---------- Provided data ----------
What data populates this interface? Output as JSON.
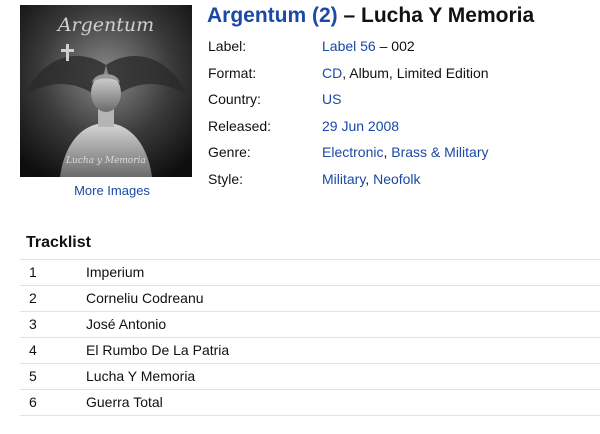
{
  "release": {
    "cover": {
      "band_lettering": "Argentum",
      "subtitle_lettering": "Lucha y Memoria"
    },
    "more_images": "More Images",
    "title": {
      "artist": "Argentum (2)",
      "separator": " – ",
      "album": "Lucha Y Memoria"
    },
    "info": {
      "label_key": "Label:",
      "label_name": "Label 56",
      "label_cat": " – 002",
      "format_key": "Format:",
      "format_cd": "CD",
      "format_rest": ", Album, Limited Edition",
      "country_key": "Country:",
      "country": "US",
      "released_key": "Released:",
      "released": "29 Jun 2008",
      "genre_key": "Genre:",
      "genre_1": "Electronic",
      "genre_sep": ", ",
      "genre_2": "Brass & Military",
      "style_key": "Style:",
      "style_1": "Military",
      "style_sep": ", ",
      "style_2": "Neofolk"
    }
  },
  "tracklist": {
    "heading": "Tracklist",
    "tracks": [
      {
        "position": "1",
        "title": "Imperium"
      },
      {
        "position": "2",
        "title": "Corneliu Codreanu"
      },
      {
        "position": "3",
        "title": "José Antonio"
      },
      {
        "position": "4",
        "title": "El Rumbo De La Patria"
      },
      {
        "position": "5",
        "title": "Lucha Y Memoria"
      },
      {
        "position": "6",
        "title": "Guerra Total"
      }
    ]
  },
  "colors": {
    "link": "#1b49a5",
    "divider": "#e2e2e2"
  }
}
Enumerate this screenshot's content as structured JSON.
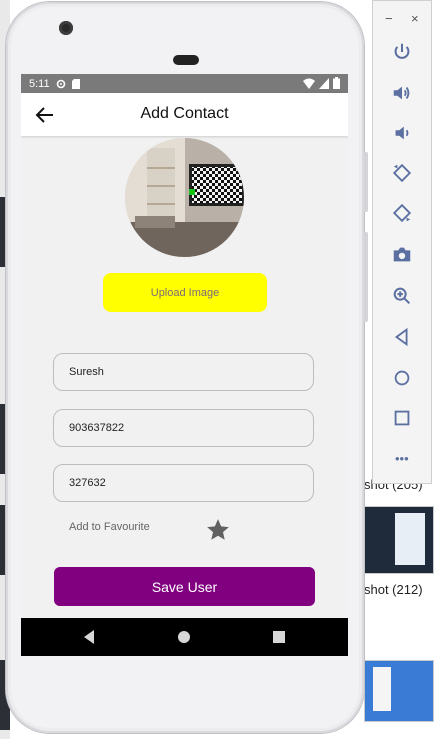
{
  "status_bar": {
    "time": "5:11"
  },
  "app_bar": {
    "title": "Add Contact"
  },
  "upload_button": {
    "label": "Upload Image"
  },
  "form": {
    "name": "Suresh",
    "phone": "903637822",
    "pin": "327632"
  },
  "favourite": {
    "label": "Add to Favourite"
  },
  "save_button": {
    "label": "Save User"
  },
  "emulator": {
    "minimize": "−",
    "close": "×",
    "more": "•••"
  },
  "background": {
    "snippet_1": "shot (205)",
    "snippet_2": "shot (212)"
  },
  "colors": {
    "accent_purple": "#800080",
    "upload_yellow": "#ffff00",
    "status_grey": "#7a7a7a"
  }
}
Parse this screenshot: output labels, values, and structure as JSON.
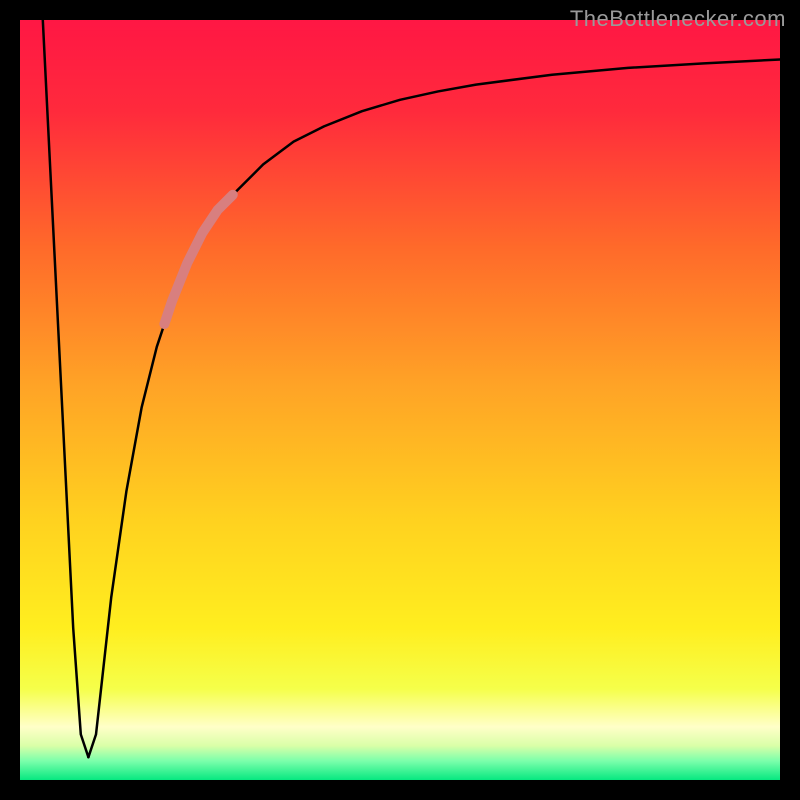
{
  "watermark": "TheBottlenecker.com",
  "chart_data": {
    "type": "line",
    "title": "",
    "xlabel": "",
    "ylabel": "",
    "xlim": [
      0,
      100
    ],
    "ylim": [
      0,
      100
    ],
    "background_gradient_stops": [
      {
        "offset": 0.0,
        "color": "#ff1744"
      },
      {
        "offset": 0.12,
        "color": "#ff2a3c"
      },
      {
        "offset": 0.3,
        "color": "#ff6a2a"
      },
      {
        "offset": 0.48,
        "color": "#ffa326"
      },
      {
        "offset": 0.66,
        "color": "#ffd21f"
      },
      {
        "offset": 0.8,
        "color": "#ffee1f"
      },
      {
        "offset": 0.88,
        "color": "#f5ff4a"
      },
      {
        "offset": 0.93,
        "color": "#ffffc8"
      },
      {
        "offset": 0.955,
        "color": "#d9ffa8"
      },
      {
        "offset": 0.975,
        "color": "#7bffab"
      },
      {
        "offset": 1.0,
        "color": "#06e880"
      }
    ],
    "series": [
      {
        "name": "left-branch",
        "x": [
          3,
          4,
          5,
          6,
          7,
          8,
          9
        ],
        "y": [
          100,
          80,
          60,
          40,
          20,
          6,
          3
        ],
        "stroke": "#000000",
        "stroke_width": 2.5
      },
      {
        "name": "right-branch",
        "x": [
          9,
          10,
          11,
          12,
          14,
          16,
          18,
          20,
          22,
          25,
          28,
          32,
          36,
          40,
          45,
          50,
          55,
          60,
          70,
          80,
          90,
          100
        ],
        "y": [
          3,
          6,
          15,
          24,
          38,
          49,
          57,
          63,
          68,
          73,
          77,
          81,
          84,
          86,
          88,
          89.5,
          90.6,
          91.5,
          92.8,
          93.7,
          94.3,
          94.8
        ],
        "stroke": "#000000",
        "stroke_width": 2.5
      },
      {
        "name": "highlight-segment",
        "x": [
          19,
          20,
          22,
          24,
          26,
          28
        ],
        "y": [
          60,
          63,
          68,
          72,
          75,
          77
        ],
        "stroke": "#d87f7f",
        "stroke_width": 10
      }
    ]
  }
}
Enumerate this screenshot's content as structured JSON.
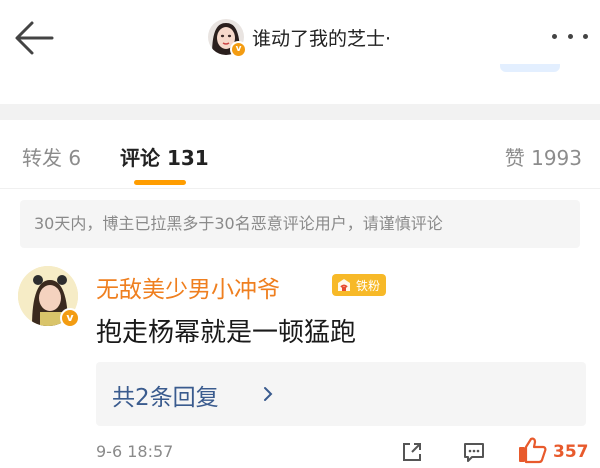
{
  "header": {
    "back_icon": "arrow-left-icon",
    "title": "谁动了我的芝士·",
    "more_icon": "more-dots-icon",
    "verified_badge": "v"
  },
  "tabs": [
    {
      "label": "转发 6",
      "active": false
    },
    {
      "label": "评论 131",
      "active": true
    },
    {
      "label": "赞 1993",
      "active": false
    }
  ],
  "notice": "30天内，博主已拉黑多于30名恶意评论用户，请谨慎评论",
  "comment": {
    "username": "无敌美少男小冲爷",
    "fan_badge": "铁粉",
    "verified_badge": "v",
    "text": "抱走杨幂就是一顿猛跑",
    "replies_label": "共2条回复",
    "replies_chevron_icon": "chevron-right-icon",
    "time": "9-6 18:57",
    "share_icon": "share-icon",
    "reply_icon": "comment-icon",
    "like_icon": "thumbs-up-icon",
    "like_count": "357"
  },
  "colors": {
    "accent_orange": "#ff9d00",
    "username_orange": "#ef7f1f",
    "link_blue": "#3a5b8e",
    "like_red": "#e85a2c",
    "badge_gold": "#f7b928"
  }
}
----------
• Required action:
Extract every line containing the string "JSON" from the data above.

• Response below:
What data populates this interface? Output as JSON.
Enumerate this screenshot's content as structured JSON.
Parse this screenshot: output labels, values, and structure as JSON.
Enumerate this screenshot's content as structured JSON.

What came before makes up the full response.